Hey there Your Guitar students, I have a real treat for you this week with a guest guitar tutor- Lucy Osborn doing Part 1 of a series on Modern Acoustic Fingerstyle guitar. She is focusing on the Youtube phenomenon Andy McKee and his unique approach to modern guitar playing. Lucy is a fantastic fingerstyle player who knows this style and writes and performs using many of the techniques covered in this series. Please watch the video to hear Lucy’s cover of Drifting by Andy McKee and to see examples of the content covered throughout the lesson. Enjoy.
Welcome to my first blog on Modern Acoustic Fingerstyle. The example song we will be looking at is ‘Drifting’ by Andy McKee. Before attempting this song, make sure that your guitar is tuned to DADGAD.
As you can see from the video, the left and right hand are working together to create the whole sound, but are playing separate parts and use different techniques. Therefore, this first blog will concern the left hand technique, and the following blog will concern the right hand technique.
The primary function of the left hand in this piece is to outline the chords and to execute some of the percussion. Lets look at the chords first. The left hand is using an overhand technique to play a chord on the 6th, 5th and 4th strings. To do this, put your thumb into the back of the guitar neck, with your hand angled so that your first finger is coming over the top of the guitar, not underneath. Then, bring the first finger down quickly onto the strings. This creates a hammer on, which causes the strings to vibrate. It is really important with this technique that you are careful that the large knuckle on your first finger remains slightly angled and does not ‘lock’, as this can cause pain and potentially damage the finger.
The first few times you practice this technique, you may find that the strings do not ring out clearly. Persevere, it can take a while to build up the finger strength required for this technique.
The second function of the left hand is to provide percussion. To do this, bring your left hand up to the guitar body, and hit the curved part above the guitar neck. Experiment with different permutations of hitting with fingers or palms – this will give you different sounds, and different guitars have different woods, which will have different sounds.
Finally, put both techniques together. This is important, because it helps you judge the distance between the chord and the body. Practice very slowly at first, then gradually build up speed. Use this rhythm to play the pattern:

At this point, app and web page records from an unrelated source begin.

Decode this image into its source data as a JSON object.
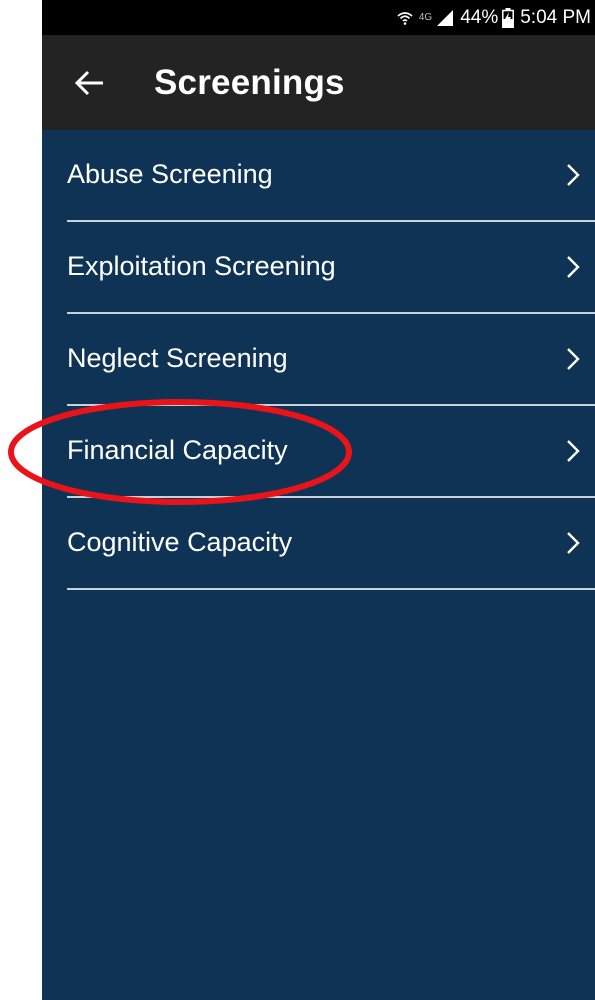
{
  "status_bar": {
    "network": "4G",
    "battery": "44%",
    "time": "5:04 PM"
  },
  "header": {
    "title": "Screenings",
    "back_icon": "arrow-left-icon"
  },
  "menu": {
    "items": [
      {
        "label": "Abuse Screening"
      },
      {
        "label": "Exploitation Screening"
      },
      {
        "label": "Neglect Screening"
      },
      {
        "label": "Financial Capacity"
      },
      {
        "label": "Cognitive Capacity"
      }
    ]
  },
  "colors": {
    "background": "#0f3354",
    "app_bar": "#232323",
    "status_bar": "#000000",
    "divider": "#c8d0d8",
    "highlight": "#e8141a"
  },
  "annotation": {
    "highlighted_item": "Financial Capacity"
  }
}
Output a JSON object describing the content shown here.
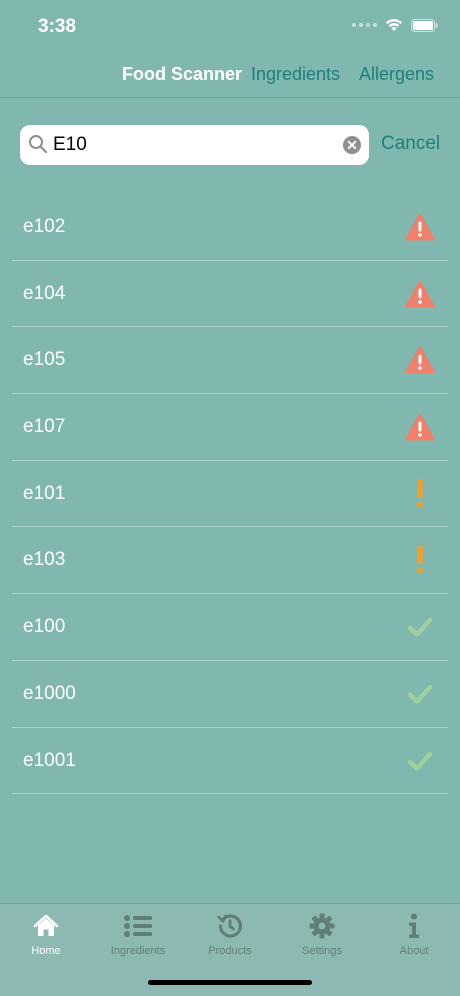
{
  "status_bar": {
    "time": "3:38",
    "icons": [
      "signal-icon",
      "wifi-icon",
      "battery-icon"
    ]
  },
  "nav": {
    "title": "Food Scanner",
    "links": [
      "Ingredients",
      "Allergens"
    ]
  },
  "search": {
    "value": "E10",
    "cancel_label": "Cancel"
  },
  "colors": {
    "danger": "#f0806b",
    "warning": "#f0a030",
    "ok": "#9dd09a",
    "accent": "#1e7f7b"
  },
  "results": [
    {
      "code": "e102",
      "status": "danger",
      "icon": "warning-triangle-icon"
    },
    {
      "code": "e104",
      "status": "danger",
      "icon": "warning-triangle-icon"
    },
    {
      "code": "e105",
      "status": "danger",
      "icon": "warning-triangle-icon"
    },
    {
      "code": "e107",
      "status": "danger",
      "icon": "warning-triangle-icon"
    },
    {
      "code": "e101",
      "status": "warning",
      "icon": "exclamation-icon"
    },
    {
      "code": "e103",
      "status": "warning",
      "icon": "exclamation-icon"
    },
    {
      "code": "e100",
      "status": "ok",
      "icon": "checkmark-icon"
    },
    {
      "code": "e1000",
      "status": "ok",
      "icon": "checkmark-icon"
    },
    {
      "code": "e1001",
      "status": "ok",
      "icon": "checkmark-icon"
    }
  ],
  "tabs": [
    {
      "label": "Home",
      "icon": "home-icon",
      "active": true
    },
    {
      "label": "Ingredients",
      "icon": "list-icon",
      "active": false
    },
    {
      "label": "Products",
      "icon": "history-icon",
      "active": false
    },
    {
      "label": "Settings",
      "icon": "gear-icon",
      "active": false
    },
    {
      "label": "About",
      "icon": "info-icon",
      "active": false
    }
  ]
}
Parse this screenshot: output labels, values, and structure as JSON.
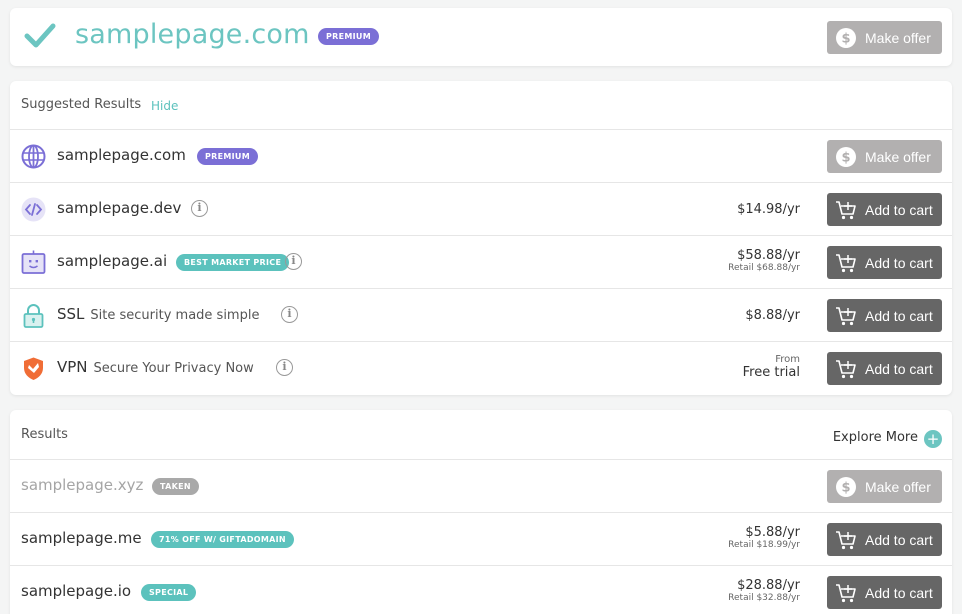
{
  "hero": {
    "domain": "samplepage.com",
    "badge": "PREMIUM",
    "button_label": "Make offer"
  },
  "suggested": {
    "title": "Suggested Results",
    "hide_label": "Hide",
    "rows": [
      {
        "icon": "globe-icon",
        "name": "samplepage.com",
        "badge": "PREMIUM",
        "button": "Make offer"
      },
      {
        "icon": "code-icon",
        "name": "samplepage.dev",
        "price": "$14.98/yr",
        "button": "Add to cart"
      },
      {
        "icon": "robot-icon",
        "name": "samplepage.ai",
        "badge": "BEST MARKET PRICE",
        "price": "$58.88/yr",
        "retail": "Retail $68.88/yr",
        "button": "Add to cart"
      },
      {
        "icon": "lock-icon",
        "name": "SSL",
        "desc": "Site security made simple",
        "price": "$8.88/yr",
        "button": "Add to cart"
      },
      {
        "icon": "vpn-shield-icon",
        "name": "VPN",
        "desc": "Secure Your Privacy Now",
        "from": "From",
        "price": "Free trial",
        "button": "Add to cart"
      }
    ]
  },
  "results": {
    "title": "Results",
    "explore_label": "Explore More",
    "rows": [
      {
        "name": "samplepage.xyz",
        "badge": "TAKEN",
        "button": "Make offer"
      },
      {
        "name": "samplepage.me",
        "badge": "71% OFF W/ GIFTADOMAIN",
        "price": "$5.88/yr",
        "retail": "Retail $18.99/yr",
        "button": "Add to cart"
      },
      {
        "name": "samplepage.io",
        "badge": "SPECIAL",
        "price": "$28.88/yr",
        "retail": "Retail $32.88/yr",
        "button": "Add to cart"
      }
    ]
  },
  "colors": {
    "teal": "#6cc5c1",
    "premium": "#7b6fd6",
    "button_dark": "#666666",
    "button_gray": "#b2b0b0"
  }
}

1 2 3 4
(Chord) (Hit) (Chord) (Hit)
When you can play this comfortably, move on to the next lesson on right hand technique.
Professional Guitarist and Guitar Tutor